He plainly shews by these words that He took upon Him the humiliation and submission to the emptying (of His glory), and both the very name of Christ and the reality for our sakes:
for the Spirit, He says, which by nature is in Me by the sameness of Our substance and deity, also descended upon Me from without.
And so also in the Jordan It came upon Me in the form of a dove, not because It was not in Me, but for the reason for which He anointed Me.
And what was the reason for which He chose to be anointed? It was our being destitute of the Spirit by that denunciation of old, “My Spirit shall not abide in these men, because they are flesh.”
These words the incarnate Word of God speaks: for being very God of very God the Father, and having become for our sakes man without undergoing change, with us He is anointed with the oil of gladness, the Spirit having descended upon Him at the Jordan in the form of a dove.
For in old time both kings and priests were anointed symbolically, gaining thereby a certain measure of sanctification:

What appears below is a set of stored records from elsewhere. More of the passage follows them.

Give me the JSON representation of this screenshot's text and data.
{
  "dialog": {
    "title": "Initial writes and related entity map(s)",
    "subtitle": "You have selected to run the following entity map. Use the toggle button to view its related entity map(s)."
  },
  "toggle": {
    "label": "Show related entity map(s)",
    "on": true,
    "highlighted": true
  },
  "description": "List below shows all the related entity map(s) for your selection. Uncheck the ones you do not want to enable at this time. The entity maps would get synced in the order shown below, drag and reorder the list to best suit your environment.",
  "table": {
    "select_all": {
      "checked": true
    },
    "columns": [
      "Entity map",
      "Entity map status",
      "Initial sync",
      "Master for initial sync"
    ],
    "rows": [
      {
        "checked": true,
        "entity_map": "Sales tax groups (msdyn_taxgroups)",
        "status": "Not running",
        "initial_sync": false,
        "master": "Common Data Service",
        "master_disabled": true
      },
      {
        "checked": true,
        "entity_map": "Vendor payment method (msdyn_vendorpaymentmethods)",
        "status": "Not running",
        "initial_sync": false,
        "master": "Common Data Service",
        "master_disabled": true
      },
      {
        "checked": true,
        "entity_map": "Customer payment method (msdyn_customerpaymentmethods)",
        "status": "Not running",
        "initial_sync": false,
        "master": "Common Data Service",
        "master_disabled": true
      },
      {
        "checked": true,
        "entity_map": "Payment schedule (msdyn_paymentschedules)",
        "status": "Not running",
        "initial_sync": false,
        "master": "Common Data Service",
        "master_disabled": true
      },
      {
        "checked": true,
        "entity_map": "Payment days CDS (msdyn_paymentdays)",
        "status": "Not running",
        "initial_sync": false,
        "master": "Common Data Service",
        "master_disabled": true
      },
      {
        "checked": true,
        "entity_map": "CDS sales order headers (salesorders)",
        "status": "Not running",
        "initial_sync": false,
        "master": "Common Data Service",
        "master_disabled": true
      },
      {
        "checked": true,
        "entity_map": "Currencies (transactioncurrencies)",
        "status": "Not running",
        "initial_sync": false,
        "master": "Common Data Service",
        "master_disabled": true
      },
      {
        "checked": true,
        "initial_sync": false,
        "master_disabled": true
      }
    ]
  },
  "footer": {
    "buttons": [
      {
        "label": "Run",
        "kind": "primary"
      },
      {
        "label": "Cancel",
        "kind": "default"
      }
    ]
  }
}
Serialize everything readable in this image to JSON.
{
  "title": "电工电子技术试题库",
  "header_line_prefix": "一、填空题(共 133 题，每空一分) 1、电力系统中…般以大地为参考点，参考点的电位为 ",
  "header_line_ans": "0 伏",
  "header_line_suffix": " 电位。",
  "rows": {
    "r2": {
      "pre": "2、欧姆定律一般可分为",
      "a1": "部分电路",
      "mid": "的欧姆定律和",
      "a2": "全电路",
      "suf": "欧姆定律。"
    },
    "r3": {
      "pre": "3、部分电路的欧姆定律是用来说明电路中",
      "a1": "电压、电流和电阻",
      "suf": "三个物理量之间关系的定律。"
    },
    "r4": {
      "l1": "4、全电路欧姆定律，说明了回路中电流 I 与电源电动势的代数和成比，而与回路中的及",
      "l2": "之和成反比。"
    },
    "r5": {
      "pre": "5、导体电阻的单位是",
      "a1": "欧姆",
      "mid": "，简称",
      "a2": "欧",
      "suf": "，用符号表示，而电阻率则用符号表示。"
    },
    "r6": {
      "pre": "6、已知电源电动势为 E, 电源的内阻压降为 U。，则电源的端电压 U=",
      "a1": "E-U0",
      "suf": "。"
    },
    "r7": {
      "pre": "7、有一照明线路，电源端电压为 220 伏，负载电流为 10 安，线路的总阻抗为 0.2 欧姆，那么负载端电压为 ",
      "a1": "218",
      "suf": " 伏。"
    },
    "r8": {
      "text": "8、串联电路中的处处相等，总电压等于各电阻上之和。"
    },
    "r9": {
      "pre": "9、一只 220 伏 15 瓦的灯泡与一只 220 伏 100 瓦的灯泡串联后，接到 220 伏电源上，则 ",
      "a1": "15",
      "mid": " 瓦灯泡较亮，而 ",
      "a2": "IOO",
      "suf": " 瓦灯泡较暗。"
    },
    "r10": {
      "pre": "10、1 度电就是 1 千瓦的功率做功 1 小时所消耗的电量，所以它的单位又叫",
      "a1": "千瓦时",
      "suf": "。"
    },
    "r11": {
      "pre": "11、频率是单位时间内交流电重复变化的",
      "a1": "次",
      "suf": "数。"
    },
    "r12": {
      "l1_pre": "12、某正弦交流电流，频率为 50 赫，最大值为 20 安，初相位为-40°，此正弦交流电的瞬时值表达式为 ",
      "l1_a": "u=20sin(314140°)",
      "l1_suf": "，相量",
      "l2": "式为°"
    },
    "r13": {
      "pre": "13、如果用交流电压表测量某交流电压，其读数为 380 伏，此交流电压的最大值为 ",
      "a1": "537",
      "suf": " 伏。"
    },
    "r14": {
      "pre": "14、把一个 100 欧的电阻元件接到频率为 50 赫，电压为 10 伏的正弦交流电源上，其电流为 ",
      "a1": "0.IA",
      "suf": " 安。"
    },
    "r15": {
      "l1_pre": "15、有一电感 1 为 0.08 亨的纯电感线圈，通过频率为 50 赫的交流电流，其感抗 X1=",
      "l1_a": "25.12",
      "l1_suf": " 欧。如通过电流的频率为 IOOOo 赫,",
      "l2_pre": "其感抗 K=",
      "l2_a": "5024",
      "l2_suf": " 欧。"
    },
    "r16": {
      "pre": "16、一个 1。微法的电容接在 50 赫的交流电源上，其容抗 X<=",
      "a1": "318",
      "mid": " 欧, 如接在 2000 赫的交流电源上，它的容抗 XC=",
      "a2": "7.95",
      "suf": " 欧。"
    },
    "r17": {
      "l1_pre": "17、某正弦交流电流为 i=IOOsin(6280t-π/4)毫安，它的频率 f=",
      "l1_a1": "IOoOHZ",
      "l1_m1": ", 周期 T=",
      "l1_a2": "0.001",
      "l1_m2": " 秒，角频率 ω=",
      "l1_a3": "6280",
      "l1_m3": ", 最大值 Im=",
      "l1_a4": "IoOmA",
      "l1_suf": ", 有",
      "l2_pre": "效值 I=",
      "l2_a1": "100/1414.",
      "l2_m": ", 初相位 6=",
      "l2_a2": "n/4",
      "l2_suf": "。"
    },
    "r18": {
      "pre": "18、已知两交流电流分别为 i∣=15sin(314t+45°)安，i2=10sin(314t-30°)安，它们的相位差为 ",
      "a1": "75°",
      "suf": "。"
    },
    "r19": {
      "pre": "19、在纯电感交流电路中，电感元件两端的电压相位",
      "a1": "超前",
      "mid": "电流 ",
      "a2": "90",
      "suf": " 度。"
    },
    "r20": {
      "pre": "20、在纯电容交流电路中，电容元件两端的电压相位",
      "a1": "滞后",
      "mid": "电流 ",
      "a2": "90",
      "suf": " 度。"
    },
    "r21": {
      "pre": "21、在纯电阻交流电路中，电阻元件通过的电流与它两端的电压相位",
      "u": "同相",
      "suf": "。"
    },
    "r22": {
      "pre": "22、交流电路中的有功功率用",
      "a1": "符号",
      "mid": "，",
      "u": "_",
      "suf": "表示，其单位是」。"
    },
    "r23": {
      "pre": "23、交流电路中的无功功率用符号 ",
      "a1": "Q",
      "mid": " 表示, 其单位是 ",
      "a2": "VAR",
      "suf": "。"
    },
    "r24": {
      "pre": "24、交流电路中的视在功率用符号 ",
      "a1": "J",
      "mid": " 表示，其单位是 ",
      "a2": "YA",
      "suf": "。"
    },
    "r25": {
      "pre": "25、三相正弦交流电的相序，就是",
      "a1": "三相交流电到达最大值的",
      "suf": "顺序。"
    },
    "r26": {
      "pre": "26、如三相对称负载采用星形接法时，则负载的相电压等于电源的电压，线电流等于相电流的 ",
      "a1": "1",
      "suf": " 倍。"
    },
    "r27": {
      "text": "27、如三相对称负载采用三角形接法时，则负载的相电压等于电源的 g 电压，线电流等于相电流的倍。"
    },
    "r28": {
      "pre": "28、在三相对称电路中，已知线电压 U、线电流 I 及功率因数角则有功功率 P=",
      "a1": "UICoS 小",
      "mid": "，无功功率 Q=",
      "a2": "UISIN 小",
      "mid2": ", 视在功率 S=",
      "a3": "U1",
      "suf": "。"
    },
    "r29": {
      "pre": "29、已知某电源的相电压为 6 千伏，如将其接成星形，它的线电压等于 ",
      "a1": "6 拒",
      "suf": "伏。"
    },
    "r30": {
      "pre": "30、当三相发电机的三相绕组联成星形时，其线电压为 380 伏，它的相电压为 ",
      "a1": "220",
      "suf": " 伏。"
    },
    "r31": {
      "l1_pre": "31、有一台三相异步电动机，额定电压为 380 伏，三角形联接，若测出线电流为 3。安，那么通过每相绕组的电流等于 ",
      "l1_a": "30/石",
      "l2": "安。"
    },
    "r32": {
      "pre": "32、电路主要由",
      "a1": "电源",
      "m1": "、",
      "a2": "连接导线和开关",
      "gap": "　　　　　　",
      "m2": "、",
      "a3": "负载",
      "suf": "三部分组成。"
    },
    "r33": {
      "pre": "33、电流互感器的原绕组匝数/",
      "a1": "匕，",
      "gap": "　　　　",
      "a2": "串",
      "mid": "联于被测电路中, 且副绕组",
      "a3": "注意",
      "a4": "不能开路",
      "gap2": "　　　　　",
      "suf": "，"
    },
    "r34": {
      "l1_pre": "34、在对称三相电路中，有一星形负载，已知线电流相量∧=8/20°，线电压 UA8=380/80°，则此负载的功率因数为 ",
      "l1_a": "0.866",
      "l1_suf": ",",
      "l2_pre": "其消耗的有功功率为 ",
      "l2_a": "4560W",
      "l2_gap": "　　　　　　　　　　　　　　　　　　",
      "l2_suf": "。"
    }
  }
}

but He Who for our sakes became incarnate, was anointed with the spiritual oil of sanctification, and the actual descent of the Spirit, receiving It not for Himself, but for us.
For inasmuch as the Spirit had taken its flight, and not made His abode in us because of our being flesh, the earth was full of grief, being deprived of the participation of God.
And He proclaimed also deliverance to captives, which also He accomplished by having bound the strong one, Satan, who in tyrant fashion lorded it over our race, having torn away from Him us his goods.
As the words “He anointed Me” befit the manhood: for it is not the divine nature which is anointed, but that which is akin to us: so also the words “He sent Me” are to be referred to that which is human.
Those also whose heart was of old obscured by the darkness of the devil, He has illuminated by rising as some Sun of Righteousness, and making them the children no longer of night and darkness, but of light and day, according to Paul’s word: and those who were blind–for the Apostate had blinded their hearts–have recovered their sight, and acknowledged the truth;
and, as Isaiah says, “Their darkness has become light:” that is, the ignorant have become wise: those that once were in error, have known the paths of righteousness.
Cyril of Alexandria (c. 376-444): Commentary on Luke, Sermon 12 (on Luke 4:13).